Critique • Quotes • Text

Arcadian Adventures with the Idle RichFirst edition
Publication details ▽ Publication details △

First publication

Literary form

Literary, satire

Writing language

Author's country

Eight storiess, approx. 65,000 words

Notable lines and an excerpt

The Mausoleum Club stands on the quietest corner of the best residential street in the City. It is a Grecian building of white stone. About it are great elm trees with birds—the most expensive kind of birds—singing in the branches.

— First lines, Chapter I, "A Little Dinner with Mr. Lucullus Fyshe"

Down in the City itself, just below the residential street where the Mausoleum Club is situated, there stands overlooking Central Square the Grand Palaver Hotel. It is, in truth, at no great distance from the club, not half a minute in one's motor. In fact, one could almost walk it.

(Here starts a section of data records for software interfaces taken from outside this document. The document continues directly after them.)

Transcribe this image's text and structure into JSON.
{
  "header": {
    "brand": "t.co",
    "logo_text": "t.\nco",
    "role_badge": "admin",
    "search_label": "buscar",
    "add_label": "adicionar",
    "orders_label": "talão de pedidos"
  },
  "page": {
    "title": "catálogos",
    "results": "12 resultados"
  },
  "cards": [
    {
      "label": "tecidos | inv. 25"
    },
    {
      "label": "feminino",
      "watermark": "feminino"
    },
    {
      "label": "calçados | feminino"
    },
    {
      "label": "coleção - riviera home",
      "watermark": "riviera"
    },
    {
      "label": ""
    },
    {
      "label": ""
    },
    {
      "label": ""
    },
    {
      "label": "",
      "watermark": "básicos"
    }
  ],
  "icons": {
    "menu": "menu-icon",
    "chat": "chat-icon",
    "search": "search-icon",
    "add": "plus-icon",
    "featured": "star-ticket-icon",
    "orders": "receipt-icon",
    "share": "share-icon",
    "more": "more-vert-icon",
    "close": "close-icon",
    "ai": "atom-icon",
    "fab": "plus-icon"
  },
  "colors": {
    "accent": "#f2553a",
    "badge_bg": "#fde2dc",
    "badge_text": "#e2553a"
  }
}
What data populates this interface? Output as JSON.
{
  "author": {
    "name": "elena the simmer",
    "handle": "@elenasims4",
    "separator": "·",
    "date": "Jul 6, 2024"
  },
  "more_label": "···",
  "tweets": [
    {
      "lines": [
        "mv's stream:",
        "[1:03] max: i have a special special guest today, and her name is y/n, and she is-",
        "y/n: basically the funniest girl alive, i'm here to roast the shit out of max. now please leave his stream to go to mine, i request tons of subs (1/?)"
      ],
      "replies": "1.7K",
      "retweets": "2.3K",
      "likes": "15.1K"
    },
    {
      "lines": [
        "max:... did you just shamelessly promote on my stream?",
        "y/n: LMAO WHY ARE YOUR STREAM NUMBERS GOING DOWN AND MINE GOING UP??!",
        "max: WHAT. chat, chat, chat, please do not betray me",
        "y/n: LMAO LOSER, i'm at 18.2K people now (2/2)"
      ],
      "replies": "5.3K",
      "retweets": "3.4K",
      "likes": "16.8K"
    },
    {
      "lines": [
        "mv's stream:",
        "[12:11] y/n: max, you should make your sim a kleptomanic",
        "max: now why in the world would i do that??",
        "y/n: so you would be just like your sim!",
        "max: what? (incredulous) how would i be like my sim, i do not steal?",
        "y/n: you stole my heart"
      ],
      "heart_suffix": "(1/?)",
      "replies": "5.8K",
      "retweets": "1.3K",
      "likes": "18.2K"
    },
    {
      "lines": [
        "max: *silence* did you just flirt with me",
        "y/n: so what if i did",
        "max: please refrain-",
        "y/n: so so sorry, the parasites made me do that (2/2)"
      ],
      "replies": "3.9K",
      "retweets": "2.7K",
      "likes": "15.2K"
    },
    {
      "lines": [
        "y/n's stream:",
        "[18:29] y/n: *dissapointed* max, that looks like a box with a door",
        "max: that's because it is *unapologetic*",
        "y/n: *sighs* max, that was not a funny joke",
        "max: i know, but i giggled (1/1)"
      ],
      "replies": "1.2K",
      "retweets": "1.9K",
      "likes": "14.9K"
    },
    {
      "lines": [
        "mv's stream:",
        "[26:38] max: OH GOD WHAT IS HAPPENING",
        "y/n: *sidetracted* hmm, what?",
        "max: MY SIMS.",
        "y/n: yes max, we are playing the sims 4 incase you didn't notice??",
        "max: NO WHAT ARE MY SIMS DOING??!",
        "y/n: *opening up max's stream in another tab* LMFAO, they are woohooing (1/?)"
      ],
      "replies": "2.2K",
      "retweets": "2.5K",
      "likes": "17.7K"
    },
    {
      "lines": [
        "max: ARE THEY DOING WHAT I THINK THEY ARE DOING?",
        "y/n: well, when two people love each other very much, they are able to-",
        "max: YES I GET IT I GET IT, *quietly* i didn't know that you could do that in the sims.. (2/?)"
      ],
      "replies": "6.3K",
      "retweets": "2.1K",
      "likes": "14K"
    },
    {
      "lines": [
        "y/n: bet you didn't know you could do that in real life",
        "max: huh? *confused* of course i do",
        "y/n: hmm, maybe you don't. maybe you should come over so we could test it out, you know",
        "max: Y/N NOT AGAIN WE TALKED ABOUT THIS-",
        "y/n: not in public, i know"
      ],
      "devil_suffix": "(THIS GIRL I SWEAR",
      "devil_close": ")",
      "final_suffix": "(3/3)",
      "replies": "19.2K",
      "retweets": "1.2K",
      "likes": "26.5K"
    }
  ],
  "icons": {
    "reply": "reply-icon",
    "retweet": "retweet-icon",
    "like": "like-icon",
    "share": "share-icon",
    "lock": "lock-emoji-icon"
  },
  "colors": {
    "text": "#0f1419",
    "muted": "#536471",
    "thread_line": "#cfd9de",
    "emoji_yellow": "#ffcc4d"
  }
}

— First lines, Chapter II: "The Wizard of Finance"

Others came back with wonderful stories of Mr. Yahi-Bahi's occult powers, especially his marvellous gift of reading the future.
Mrs. Buncomhearst, who had just lost her third husband—by divorce—had received from Mr. Yahi-Bahi a glimpse into the future that was almost uncanny in its exactness. She had asked for a divination, and Mr. Yahi-Bahi had effected one by causing her to lay six ten-dollar pieces on the table arranged in the form of a mystic serpent. Over these he had bent and peered deeply, as if seeking to unravel their meaning, and finally he had given her the prophecy, "Many things are yet to happen before others begin."
"How does he do it?" asked everybody.

— Chapter IV, "The Yahi-Bahi Oriental Society of Mrs. Rasselyer-Brown"

"There is no doubt that we need, more than anything, the support of a clean, wholesome unbiased press that can't be bribed and is not subject to money influence. I think on the whole our best plan would be to buy up one of the city newspapers."

— Chapter VIII, "The Great Fight for Clean Government"

So the night waxed and waned till the slow day broke, dimming with its cheap prosaic glare the shaded beauty of the artificial light, and the people of the city—the best of them—drove home to their well-earned sleep; and the others—in the lower parts of the city—rose to their daily toil.

— Last line, Chapter VIII, "The Great Fight for Clean Government"


Critique • Quotes • Text